What is expected >>
Copy out every line of the data where the word "title" is found.

━━ Information given ━━

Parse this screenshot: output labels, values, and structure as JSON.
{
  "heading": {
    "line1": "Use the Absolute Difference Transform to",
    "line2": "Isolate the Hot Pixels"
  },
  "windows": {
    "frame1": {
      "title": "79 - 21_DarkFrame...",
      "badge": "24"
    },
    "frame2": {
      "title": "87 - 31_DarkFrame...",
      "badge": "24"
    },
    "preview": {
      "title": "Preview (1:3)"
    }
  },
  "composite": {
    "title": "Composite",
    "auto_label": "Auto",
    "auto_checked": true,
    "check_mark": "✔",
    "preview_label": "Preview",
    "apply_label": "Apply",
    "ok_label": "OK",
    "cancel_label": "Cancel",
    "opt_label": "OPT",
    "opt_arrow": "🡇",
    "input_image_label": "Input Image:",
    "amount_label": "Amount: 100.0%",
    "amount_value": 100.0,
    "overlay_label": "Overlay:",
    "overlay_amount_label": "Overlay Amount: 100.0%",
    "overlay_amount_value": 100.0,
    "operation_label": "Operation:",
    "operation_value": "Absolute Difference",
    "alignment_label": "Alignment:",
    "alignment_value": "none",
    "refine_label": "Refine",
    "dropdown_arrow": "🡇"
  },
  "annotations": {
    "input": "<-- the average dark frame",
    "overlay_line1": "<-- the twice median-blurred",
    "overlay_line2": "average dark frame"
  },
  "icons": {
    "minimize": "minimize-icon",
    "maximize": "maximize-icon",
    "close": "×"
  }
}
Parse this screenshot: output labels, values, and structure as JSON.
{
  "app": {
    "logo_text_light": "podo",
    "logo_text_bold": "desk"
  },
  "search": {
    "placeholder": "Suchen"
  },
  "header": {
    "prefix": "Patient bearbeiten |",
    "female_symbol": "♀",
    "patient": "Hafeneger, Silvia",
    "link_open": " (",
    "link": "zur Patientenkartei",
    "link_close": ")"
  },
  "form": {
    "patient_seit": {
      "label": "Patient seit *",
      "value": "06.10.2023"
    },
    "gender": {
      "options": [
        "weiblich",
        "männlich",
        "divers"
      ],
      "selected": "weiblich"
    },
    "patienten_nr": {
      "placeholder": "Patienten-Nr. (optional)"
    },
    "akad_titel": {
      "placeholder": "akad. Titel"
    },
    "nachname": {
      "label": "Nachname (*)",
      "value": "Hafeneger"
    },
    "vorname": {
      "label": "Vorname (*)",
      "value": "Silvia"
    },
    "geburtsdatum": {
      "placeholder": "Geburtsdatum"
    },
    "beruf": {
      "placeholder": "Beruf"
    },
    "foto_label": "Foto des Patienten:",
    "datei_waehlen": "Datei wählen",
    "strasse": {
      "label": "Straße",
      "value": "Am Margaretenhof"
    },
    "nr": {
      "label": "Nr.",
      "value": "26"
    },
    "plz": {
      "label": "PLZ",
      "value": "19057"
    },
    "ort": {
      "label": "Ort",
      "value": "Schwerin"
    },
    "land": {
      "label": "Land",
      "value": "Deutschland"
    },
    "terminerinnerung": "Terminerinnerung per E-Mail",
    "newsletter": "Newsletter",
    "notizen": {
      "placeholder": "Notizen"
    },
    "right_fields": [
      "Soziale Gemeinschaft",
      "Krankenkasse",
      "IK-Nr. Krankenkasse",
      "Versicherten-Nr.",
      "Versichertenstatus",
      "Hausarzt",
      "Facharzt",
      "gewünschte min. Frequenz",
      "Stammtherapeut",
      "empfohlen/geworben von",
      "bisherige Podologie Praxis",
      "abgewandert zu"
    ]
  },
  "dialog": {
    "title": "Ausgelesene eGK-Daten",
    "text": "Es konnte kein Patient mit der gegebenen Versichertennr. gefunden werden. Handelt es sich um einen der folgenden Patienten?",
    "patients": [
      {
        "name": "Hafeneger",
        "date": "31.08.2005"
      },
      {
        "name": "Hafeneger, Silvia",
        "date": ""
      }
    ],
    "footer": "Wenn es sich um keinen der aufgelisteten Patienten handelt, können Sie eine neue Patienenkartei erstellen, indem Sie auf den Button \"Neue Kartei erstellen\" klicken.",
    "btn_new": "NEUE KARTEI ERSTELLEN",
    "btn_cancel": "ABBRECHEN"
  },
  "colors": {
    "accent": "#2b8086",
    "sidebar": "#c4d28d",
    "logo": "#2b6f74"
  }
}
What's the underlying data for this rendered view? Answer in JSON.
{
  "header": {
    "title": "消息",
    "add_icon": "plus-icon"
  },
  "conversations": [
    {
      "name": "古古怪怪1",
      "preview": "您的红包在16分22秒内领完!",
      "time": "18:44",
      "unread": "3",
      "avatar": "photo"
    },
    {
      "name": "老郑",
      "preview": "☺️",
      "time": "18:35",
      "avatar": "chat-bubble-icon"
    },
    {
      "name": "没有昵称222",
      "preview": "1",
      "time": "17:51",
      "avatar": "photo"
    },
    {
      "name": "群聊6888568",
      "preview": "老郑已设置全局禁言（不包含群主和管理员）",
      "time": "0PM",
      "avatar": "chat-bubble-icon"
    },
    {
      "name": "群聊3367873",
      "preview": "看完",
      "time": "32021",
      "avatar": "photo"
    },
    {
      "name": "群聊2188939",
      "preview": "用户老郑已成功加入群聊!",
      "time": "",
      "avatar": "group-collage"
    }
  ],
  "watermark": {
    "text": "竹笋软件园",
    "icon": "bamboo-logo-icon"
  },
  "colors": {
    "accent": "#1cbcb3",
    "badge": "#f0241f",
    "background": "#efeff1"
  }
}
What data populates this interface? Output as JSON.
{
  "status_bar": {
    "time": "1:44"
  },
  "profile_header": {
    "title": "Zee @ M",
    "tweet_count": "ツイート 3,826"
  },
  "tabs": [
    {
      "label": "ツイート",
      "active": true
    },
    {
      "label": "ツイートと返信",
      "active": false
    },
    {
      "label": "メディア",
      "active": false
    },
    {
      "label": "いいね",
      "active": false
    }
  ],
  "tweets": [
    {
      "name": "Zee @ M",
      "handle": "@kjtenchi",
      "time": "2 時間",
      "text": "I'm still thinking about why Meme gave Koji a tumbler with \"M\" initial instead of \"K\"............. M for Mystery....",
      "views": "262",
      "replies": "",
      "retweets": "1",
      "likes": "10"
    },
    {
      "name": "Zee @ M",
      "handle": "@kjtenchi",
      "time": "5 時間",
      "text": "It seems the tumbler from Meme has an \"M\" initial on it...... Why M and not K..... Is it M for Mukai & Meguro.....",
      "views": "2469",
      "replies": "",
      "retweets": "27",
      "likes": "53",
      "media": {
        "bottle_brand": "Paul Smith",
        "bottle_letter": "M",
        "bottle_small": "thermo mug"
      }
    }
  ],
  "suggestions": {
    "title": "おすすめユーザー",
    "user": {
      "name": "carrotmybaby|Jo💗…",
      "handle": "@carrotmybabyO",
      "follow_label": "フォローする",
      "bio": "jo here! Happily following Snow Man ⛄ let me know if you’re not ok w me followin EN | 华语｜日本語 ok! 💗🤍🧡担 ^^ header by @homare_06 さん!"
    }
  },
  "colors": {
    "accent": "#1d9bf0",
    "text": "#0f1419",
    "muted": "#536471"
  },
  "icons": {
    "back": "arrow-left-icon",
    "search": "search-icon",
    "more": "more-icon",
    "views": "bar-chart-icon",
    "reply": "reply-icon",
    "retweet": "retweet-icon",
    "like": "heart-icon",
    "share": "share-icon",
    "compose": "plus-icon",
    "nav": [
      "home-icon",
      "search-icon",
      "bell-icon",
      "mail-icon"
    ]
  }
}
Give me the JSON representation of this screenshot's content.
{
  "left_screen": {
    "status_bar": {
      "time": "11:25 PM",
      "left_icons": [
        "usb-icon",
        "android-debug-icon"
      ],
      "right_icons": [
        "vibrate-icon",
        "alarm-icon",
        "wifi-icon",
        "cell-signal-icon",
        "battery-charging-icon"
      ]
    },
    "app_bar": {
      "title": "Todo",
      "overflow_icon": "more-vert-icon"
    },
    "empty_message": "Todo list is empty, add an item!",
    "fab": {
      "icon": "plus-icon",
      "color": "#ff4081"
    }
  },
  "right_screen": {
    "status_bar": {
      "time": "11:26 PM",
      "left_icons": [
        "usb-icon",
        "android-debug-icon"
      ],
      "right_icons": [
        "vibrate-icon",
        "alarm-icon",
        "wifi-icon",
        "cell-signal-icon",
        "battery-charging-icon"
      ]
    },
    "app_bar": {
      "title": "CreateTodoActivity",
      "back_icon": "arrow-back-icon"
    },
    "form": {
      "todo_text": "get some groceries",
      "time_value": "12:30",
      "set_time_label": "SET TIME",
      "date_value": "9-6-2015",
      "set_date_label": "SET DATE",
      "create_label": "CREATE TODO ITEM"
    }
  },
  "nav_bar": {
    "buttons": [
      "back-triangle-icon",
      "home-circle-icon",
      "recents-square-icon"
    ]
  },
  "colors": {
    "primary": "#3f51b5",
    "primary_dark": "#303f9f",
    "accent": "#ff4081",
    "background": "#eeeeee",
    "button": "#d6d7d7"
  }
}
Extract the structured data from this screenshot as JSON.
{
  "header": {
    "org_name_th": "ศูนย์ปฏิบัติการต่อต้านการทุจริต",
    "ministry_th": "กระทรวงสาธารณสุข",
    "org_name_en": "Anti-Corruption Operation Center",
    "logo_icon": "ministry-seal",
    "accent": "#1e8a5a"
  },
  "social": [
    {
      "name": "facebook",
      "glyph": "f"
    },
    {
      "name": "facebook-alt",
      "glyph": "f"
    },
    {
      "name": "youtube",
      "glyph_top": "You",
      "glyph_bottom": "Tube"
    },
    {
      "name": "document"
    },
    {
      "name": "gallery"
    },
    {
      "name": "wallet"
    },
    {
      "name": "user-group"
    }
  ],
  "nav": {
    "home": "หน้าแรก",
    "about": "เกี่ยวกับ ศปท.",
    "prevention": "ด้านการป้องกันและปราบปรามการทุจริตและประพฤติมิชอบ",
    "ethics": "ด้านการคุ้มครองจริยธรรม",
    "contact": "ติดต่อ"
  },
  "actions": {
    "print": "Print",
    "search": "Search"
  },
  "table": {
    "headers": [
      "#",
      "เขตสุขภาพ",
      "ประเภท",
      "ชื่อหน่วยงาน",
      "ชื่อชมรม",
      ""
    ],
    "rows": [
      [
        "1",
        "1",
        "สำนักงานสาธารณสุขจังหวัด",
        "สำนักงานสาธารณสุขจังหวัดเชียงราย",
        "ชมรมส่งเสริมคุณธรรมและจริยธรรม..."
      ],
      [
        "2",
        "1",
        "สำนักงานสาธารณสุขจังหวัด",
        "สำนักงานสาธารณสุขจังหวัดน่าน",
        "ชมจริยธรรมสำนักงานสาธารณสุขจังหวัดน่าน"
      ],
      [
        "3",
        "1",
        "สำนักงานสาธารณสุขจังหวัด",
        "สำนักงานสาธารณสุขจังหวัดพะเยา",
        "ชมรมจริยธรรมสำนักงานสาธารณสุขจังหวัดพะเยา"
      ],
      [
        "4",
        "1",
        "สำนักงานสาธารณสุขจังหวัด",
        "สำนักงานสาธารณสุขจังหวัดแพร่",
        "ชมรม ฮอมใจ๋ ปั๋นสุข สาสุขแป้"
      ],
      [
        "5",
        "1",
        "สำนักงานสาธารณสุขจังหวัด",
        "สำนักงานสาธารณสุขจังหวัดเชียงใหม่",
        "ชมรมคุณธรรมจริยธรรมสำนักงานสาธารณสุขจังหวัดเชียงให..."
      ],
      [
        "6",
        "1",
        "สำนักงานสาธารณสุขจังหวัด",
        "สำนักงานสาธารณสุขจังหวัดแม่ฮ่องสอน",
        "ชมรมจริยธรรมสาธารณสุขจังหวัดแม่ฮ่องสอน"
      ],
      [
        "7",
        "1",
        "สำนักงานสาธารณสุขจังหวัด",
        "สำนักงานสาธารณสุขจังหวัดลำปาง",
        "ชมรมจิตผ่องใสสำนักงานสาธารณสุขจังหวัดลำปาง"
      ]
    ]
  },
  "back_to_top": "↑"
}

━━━

Response >>
      "title": "79 - 21_DarkFrame...",
      "title": "87 - 31_DarkFrame...",
      "title": "Preview (1:3)"
    "title": "Composite",
    "title": "Ausgelesene eGK-Daten",
    "title": "消息",
    "title": "Zee @ M",
    "title": "おすすめユーザー",
      "title": "Todo",
      "title": "CreateTodoActivity",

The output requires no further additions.